Union’s picturesque historic campus, the first in the nation to be designed according to a comprehensive master plan, has always been one of our most cherished and unique assets. Enhancing and preserving the campus through new construction, renovation, maintenance and investments is a significant priority for President Ainlay and Union’s leadership.

The most significant recent enhancement to the campus, the Integrated Science and Engineering Complex, broke ground in spring 2017 and is already generating attention for Union. This state-of-the-art facility is a research and teaching center, a space for multidisciplinary collaboration and undergraduate research. The complex stands as a visible commitment to Union’s emphasis on integrating the sciences and engineering with the traditional liberal arts. 
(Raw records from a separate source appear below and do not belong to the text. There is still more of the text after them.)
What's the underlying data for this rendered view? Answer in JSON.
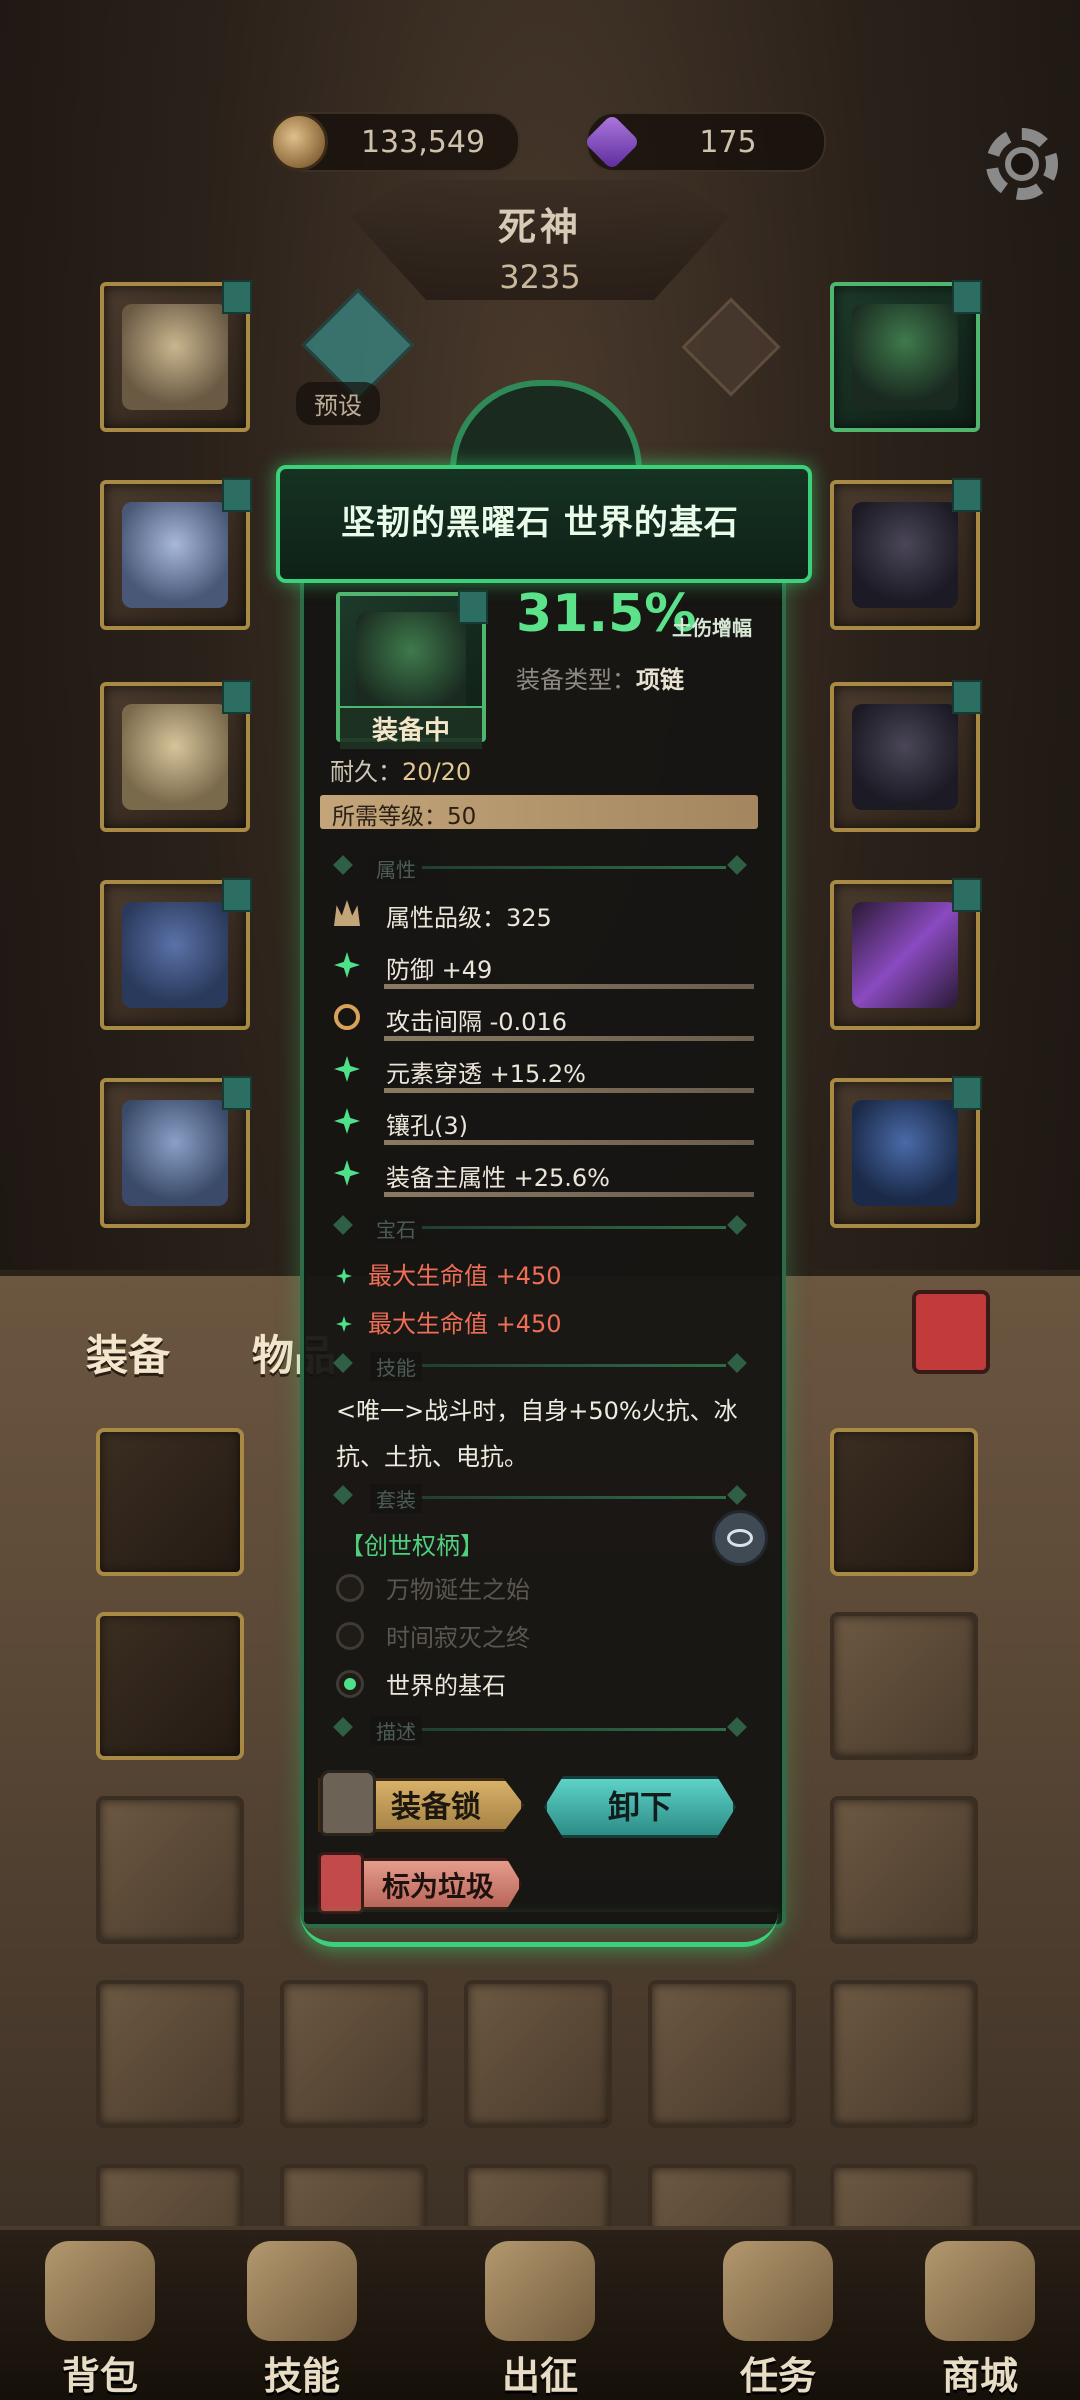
{
  "currency": {
    "gold": "133,549",
    "gems": "175"
  },
  "hero": {
    "name": "死神",
    "power": "3235"
  },
  "preset_label": "预设",
  "tabs": {
    "equipment": "装备",
    "items": "物品"
  },
  "item": {
    "name": "坚韧的黑曜石 世界的基石",
    "equipped_label": "装备中",
    "bonus_value": "31.5%",
    "bonus_label": "土伤增幅",
    "type_label": "装备类型：",
    "type_value": "项链",
    "durability_label": "耐久：",
    "durability_value": "20/20",
    "required_level": "所需等级：50",
    "sections": {
      "attributes": "属性",
      "gems": "宝石",
      "skills": "技能",
      "set": "套装",
      "description": "描述"
    },
    "attributes": [
      {
        "icon": "crown-icon",
        "text": "属性品级：325"
      },
      {
        "icon": "spark-icon",
        "text": "防御 +49"
      },
      {
        "icon": "cycle-icon",
        "text": "攻击间隔 -0.016"
      },
      {
        "icon": "spark-icon",
        "text": "元素穿透 +15.2%"
      },
      {
        "icon": "spark-icon",
        "text": "镶孔(3)"
      },
      {
        "icon": "spark-icon",
        "text": "装备主属性 +25.6%"
      }
    ],
    "gems": [
      "最大生命值 +450",
      "最大生命值 +450"
    ],
    "skill_text": "<唯一>战斗时，自身+50%火抗、冰抗、土抗、电抗。",
    "set_name": "【创世权柄】",
    "set_items": [
      {
        "name": "万物诞生之始",
        "active": false
      },
      {
        "name": "时间寂灭之终",
        "active": false
      },
      {
        "name": "世界的基石",
        "active": true
      }
    ],
    "buttons": {
      "lock": "装备锁",
      "unequip": "卸下",
      "junk": "标为垃圾"
    }
  },
  "nav": [
    "背包",
    "技能",
    "出征",
    "任务",
    "商城"
  ],
  "colors": {
    "rare_green": "#4fe08a",
    "gem_red": "#ef6e56",
    "frame_gold": "#a88a45",
    "unequip_teal": "#5ed2c8"
  }
}
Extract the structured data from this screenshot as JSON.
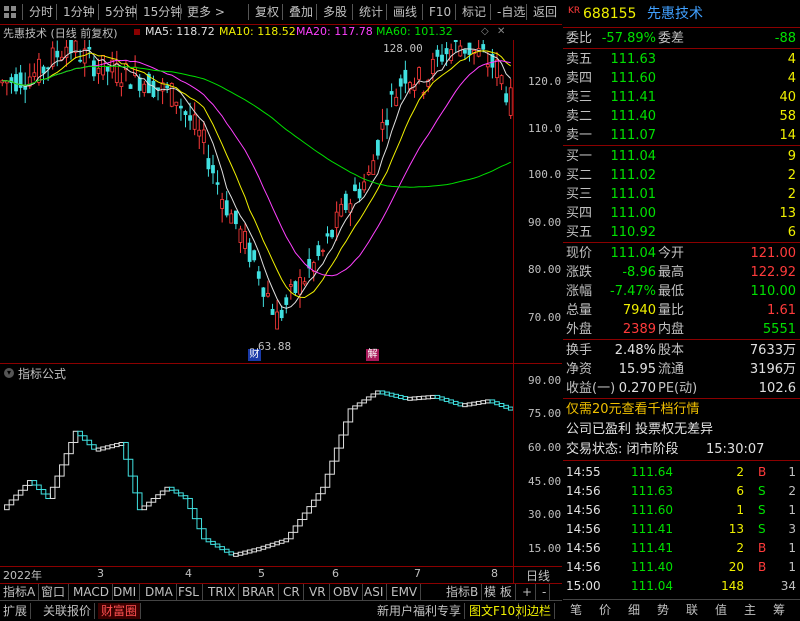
{
  "toolbar": {
    "period_items": [
      "分时",
      "1分钟",
      "5分钟",
      "15分钟",
      "更多 >"
    ],
    "action_items": [
      "复权",
      "叠加",
      "多股",
      "统计",
      "画线",
      "F10",
      "标记",
      "-自选",
      "返回"
    ]
  },
  "main_chart": {
    "title": "先惠技术 (日线 前复权)",
    "ma5": "MA5: 118.72",
    "ma10": "MA10: 118.52",
    "ma20": "MA20: 117.78",
    "ma60": "MA60: 101.32",
    "high_label": "128.00",
    "low_label": "63.88",
    "marker_cai": "财",
    "marker_jie": "解",
    "y_ticks": [
      "120.0",
      "110.0",
      "100.0",
      "90.00",
      "80.00",
      "70.00"
    ],
    "colors": {
      "ma5": "#e0e0e0",
      "ma10": "#f0f000",
      "ma20": "#ff40ff",
      "ma60": "#00e000",
      "up": "#ff3b3b",
      "down": "#40e0e0"
    }
  },
  "indicator_chart": {
    "title": "指标公式",
    "y_ticks": [
      "90.00",
      "75.00",
      "60.00",
      "45.00",
      "30.00",
      "15.00"
    ]
  },
  "x_axis": {
    "labels": [
      "2022年",
      "3",
      "4",
      "5",
      "6",
      "7",
      "8"
    ],
    "period": "日线"
  },
  "indicator_tabs": [
    "指标A",
    "窗口",
    "MACD",
    "DMI",
    "DMA",
    "FSL",
    "TRIX",
    "BRAR",
    "CR",
    "VR",
    "OBV",
    "ASI",
    "EMV",
    "指标B",
    "模 板",
    "+",
    "-"
  ],
  "bottom_bar": {
    "left_items": [
      "扩展",
      "关联报价",
      "财富圈"
    ],
    "right_items": [
      "新用户福利专享",
      "图文F10",
      "刘边栏"
    ]
  },
  "panel": {
    "kr_badge": "KR",
    "code": "688155",
    "name": "先惠技术",
    "weibi_label": "委比",
    "weibi_value": "-57.89%",
    "weicha_label": "委差",
    "weicha_value": "-88",
    "asks": [
      {
        "label": "卖五",
        "price": "111.63",
        "vol": "4"
      },
      {
        "label": "卖四",
        "price": "111.60",
        "vol": "4"
      },
      {
        "label": "卖三",
        "price": "111.41",
        "vol": "40"
      },
      {
        "label": "卖二",
        "price": "111.40",
        "vol": "58"
      },
      {
        "label": "卖一",
        "price": "111.07",
        "vol": "14"
      }
    ],
    "bids": [
      {
        "label": "买一",
        "price": "111.04",
        "vol": "9"
      },
      {
        "label": "买二",
        "price": "111.02",
        "vol": "2"
      },
      {
        "label": "买三",
        "price": "111.01",
        "vol": "2"
      },
      {
        "label": "买四",
        "price": "111.00",
        "vol": "13"
      },
      {
        "label": "买五",
        "price": "110.92",
        "vol": "6"
      }
    ],
    "quote": [
      {
        "l1": "现价",
        "v1": "111.04",
        "l2": "今开",
        "v2": "121.00",
        "c1": "g",
        "c2": "r"
      },
      {
        "l1": "涨跌",
        "v1": "-8.96",
        "l2": "最高",
        "v2": "122.92",
        "c1": "g",
        "c2": "r"
      },
      {
        "l1": "涨幅",
        "v1": "-7.47%",
        "l2": "最低",
        "v2": "110.00",
        "c1": "g",
        "c2": "g"
      },
      {
        "l1": "总量",
        "v1": "7940",
        "l2": "量比",
        "v2": "1.61",
        "c1": "y",
        "c2": "r"
      },
      {
        "l1": "外盘",
        "v1": "2389",
        "l2": "内盘",
        "v2": "5551",
        "c1": "r",
        "c2": "g"
      }
    ],
    "stats": [
      {
        "l1": "换手",
        "v1": "2.48%",
        "l2": "股本",
        "v2": "7633万"
      },
      {
        "l1": "净资",
        "v1": "15.95",
        "l2": "流通",
        "v2": "3196万"
      },
      {
        "l1": "收益(一)",
        "v1": "0.270",
        "l2": "PE(动)",
        "v2": "102.6"
      }
    ],
    "promo": "仅需20元查看千档行情",
    "notice": "公司已盈利 投票权无差异",
    "status_label": "交易状态: 闭市阶段",
    "status_time": "15:30:07",
    "ticks": [
      {
        "time": "14:55",
        "price": "111.64",
        "vol": "2",
        "bs": "B",
        "cnt": "1"
      },
      {
        "time": "14:56",
        "price": "111.63",
        "vol": "6",
        "bs": "S",
        "cnt": "2"
      },
      {
        "time": "14:56",
        "price": "111.60",
        "vol": "1",
        "bs": "S",
        "cnt": "1"
      },
      {
        "time": "14:56",
        "price": "111.41",
        "vol": "13",
        "bs": "S",
        "cnt": "3"
      },
      {
        "time": "14:56",
        "price": "111.41",
        "vol": "2",
        "bs": "B",
        "cnt": "1"
      },
      {
        "time": "14:56",
        "price": "111.40",
        "vol": "20",
        "bs": "B",
        "cnt": "1"
      },
      {
        "time": "15:00",
        "price": "111.04",
        "vol": "148",
        "bs": "",
        "cnt": "34"
      }
    ],
    "bottom_tabs": [
      "笔",
      "价",
      "细",
      "势",
      "联",
      "值",
      "主",
      "筹"
    ]
  }
}
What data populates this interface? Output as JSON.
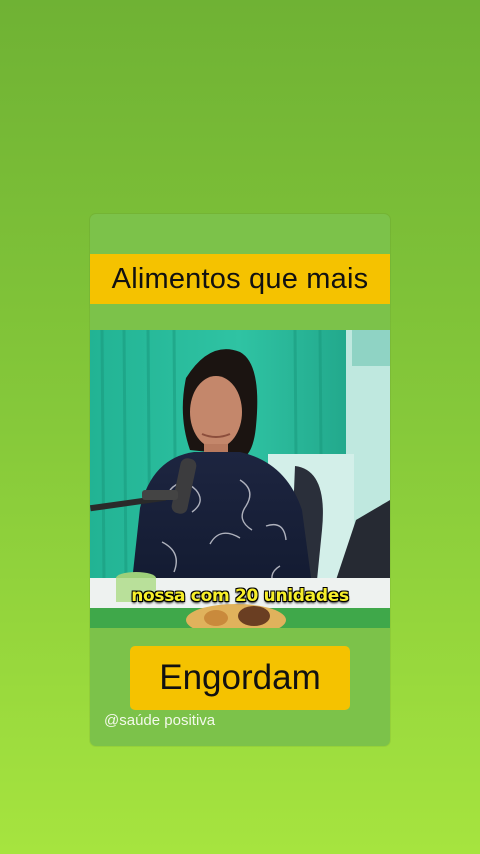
{
  "header": {
    "title": "Alimentos que mais"
  },
  "video": {
    "caption": "nossa com 20 unidades"
  },
  "footer": {
    "highlight": "Engordam",
    "handle": "@saúde positiva"
  },
  "colors": {
    "background_top": "#6fb234",
    "background_bottom": "#a6e43f",
    "card": "#7cc24a",
    "banner": "#f5c200",
    "caption": "#f7ef2a"
  }
}
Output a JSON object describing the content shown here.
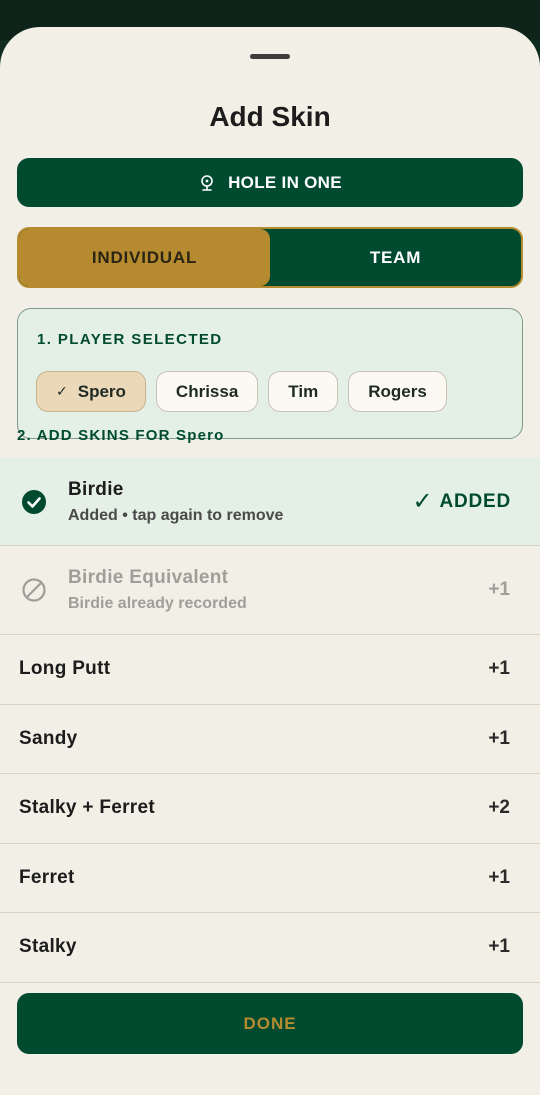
{
  "header": {
    "title": "Add Skin"
  },
  "hole_button": {
    "label": "HOLE IN ONE",
    "icon": "golf-pin-icon"
  },
  "mode_toggle": {
    "options": [
      "INDIVIDUAL",
      "TEAM"
    ],
    "selected": "INDIVIDUAL"
  },
  "player_section": {
    "label": "1. PLAYER SELECTED",
    "players": [
      {
        "name": "Spero",
        "selected": true
      },
      {
        "name": "Chrissa",
        "selected": false
      },
      {
        "name": "Tim",
        "selected": false
      },
      {
        "name": "Rogers",
        "selected": false
      }
    ]
  },
  "skins_section": {
    "label": "2. ADD SKINS FOR Spero"
  },
  "skins": [
    {
      "name": "Birdie",
      "subtitle": "Added • tap again to remove",
      "state": "added",
      "badge": "ADDED",
      "badge_icon": "✓"
    },
    {
      "name": "Birdie Equivalent",
      "subtitle": "Birdie already recorded",
      "state": "disabled",
      "value": "+1"
    },
    {
      "name": "Long Putt",
      "value": "+1",
      "state": "available"
    },
    {
      "name": "Sandy",
      "value": "+1",
      "state": "available"
    },
    {
      "name": "Stalky + Ferret",
      "value": "+2",
      "state": "available"
    },
    {
      "name": "Ferret",
      "value": "+1",
      "state": "available"
    },
    {
      "name": "Stalky",
      "value": "+1",
      "state": "available"
    }
  ],
  "done_button": {
    "label": "DONE"
  },
  "colors": {
    "primary_green": "#004b30",
    "gold": "#b68b2f",
    "background": "#f2efe6",
    "selected_tint": "#e4efe6"
  }
}
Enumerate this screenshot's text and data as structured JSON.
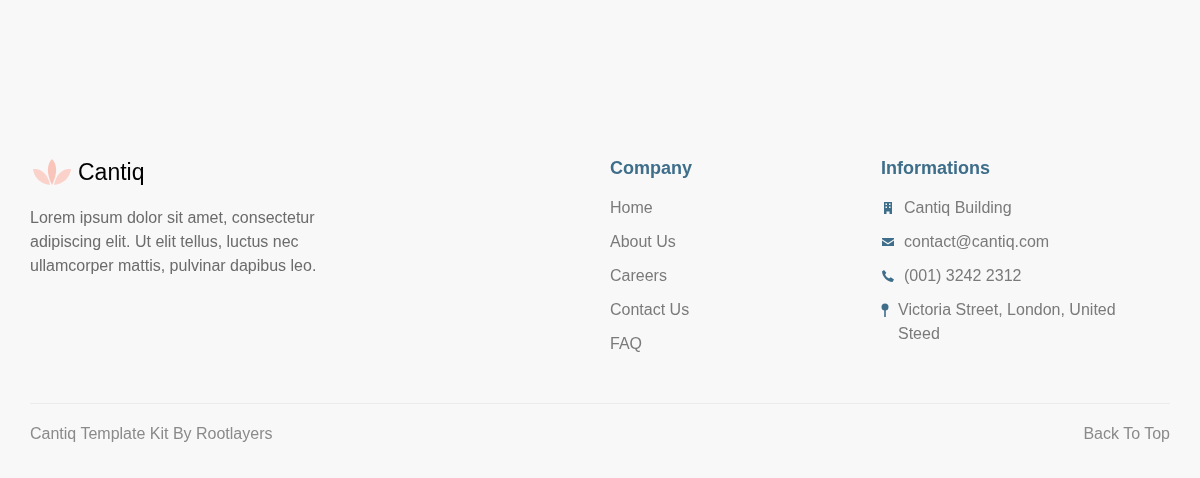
{
  "brand": {
    "name": "Cantiq",
    "description": "Lorem ipsum dolor sit amet, consectetur adipiscing elit. Ut elit tellus, luctus nec ullamcorper mattis, pulvinar dapibus leo."
  },
  "company": {
    "heading": "Company",
    "links": [
      "Home",
      "About Us",
      "Careers",
      "Contact Us",
      "FAQ"
    ]
  },
  "informations": {
    "heading": "Informations",
    "items": [
      {
        "kind": "building",
        "text": "Cantiq Building"
      },
      {
        "kind": "email",
        "text": "contact@cantiq.com"
      },
      {
        "kind": "phone",
        "text": "(001) 3242 2312"
      },
      {
        "kind": "location",
        "text": "Victoria Street, London, United Steed"
      }
    ]
  },
  "bottom_bar": {
    "credit": "Cantiq Template Kit By Rootlayers",
    "back_to_top": "Back To Top"
  }
}
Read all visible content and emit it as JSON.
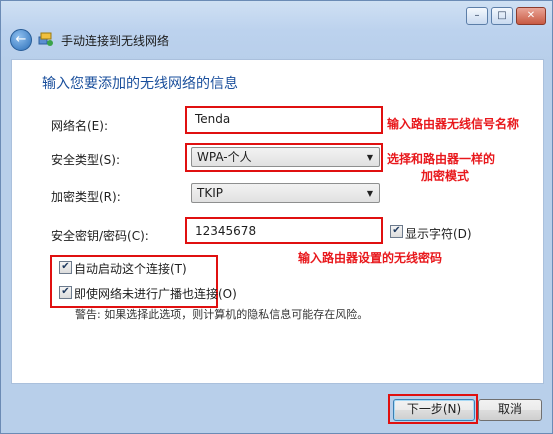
{
  "window": {
    "title": "手动连接到无线网络",
    "controls": {
      "minimize": "–",
      "maximize": "□",
      "close": "✕"
    },
    "back_icon": "back-arrow-icon",
    "net_icon": "network-wizard-icon"
  },
  "form": {
    "heading": "输入您要添加的无线网络的信息",
    "network_name_label": "网络名(E):",
    "network_name_value": "Tenda",
    "security_type_label": "安全类型(S):",
    "security_type_value": "WPA-个人",
    "encryption_type_label": "加密类型(R):",
    "encryption_type_value": "TKIP",
    "key_label": "安全密钥/密码(C):",
    "key_value": "12345678",
    "show_chars_label": "显示字符(D)",
    "show_chars_checked": true,
    "auto_start_label": "自动启动这个连接(T)",
    "auto_start_checked": true,
    "connect_hidden_label": "即使网络未进行广播也连接(O)",
    "connect_hidden_checked": true,
    "warning": "警告: 如果选择此选项，则计算机的隐私信息可能存在风险。"
  },
  "annotations": {
    "name_note": "输入路由器无线信号名称",
    "security_note_line1": "选择和路由器一样的",
    "security_note_line2": "加密模式",
    "key_note": "输入路由器设置的无线密码",
    "color": "#e8181c"
  },
  "buttons": {
    "next": "下一步(N)",
    "cancel": "取消"
  }
}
Some of the “cornerstone” disciplines of the liberal arts – political science, economics, sociology and history – also found a new home in Lippman Hall, formerly the Social Sciences building. Opened in fall 2011, the building serves more than 40 faculty members who teach and advise hundreds of students in any given week. In 2015, the Humanities building became Karp Hall, a dynamic space that includes electronic multi-media classrooms, a seminar room, a media lab and a performance classroom that will facilitate staging components such as dramatic readings as part of the classroom experience.  

Union’s growing neuroscience program has a new home as well, courtesy of a grant from the National Science Foundation that helped create the Center for Neuroscience on the third floor of Butterfield Hall.  The center includes research labs, training areas and faculty space. The new Henle Dance Pavilion, a 7,000-square-foot facility for classes, rehearsals, workshops, performances and other events and the recently renovated Feigenbaum Center for the Visual Arts building completed a vibrant arts corridor designed to inspire collaboration and interdisciplinary energy.

Renovations in the shared equipment center in the basement of the F.W. Olin Center benefit many of our science and engineering programs by making more than $1 million of new equipment and instrumentation available for faculty and student research, including sophisticated spectrometers, an atomic force microscope, a scanning electron microscope and a mass spectrometry instrument.

Going forward, Union and President Ainlay are committed to continuing to enhance the campus through its strategic deferred maintenance initiative (responsible for a number of recent facilities projects, including improvements to student residential facilities), through capital projects such as those undertaken through the successful You are Union capital campaign, and through leveraging and promoting the campus's existing assets (like WRUC, the first college station in the nation).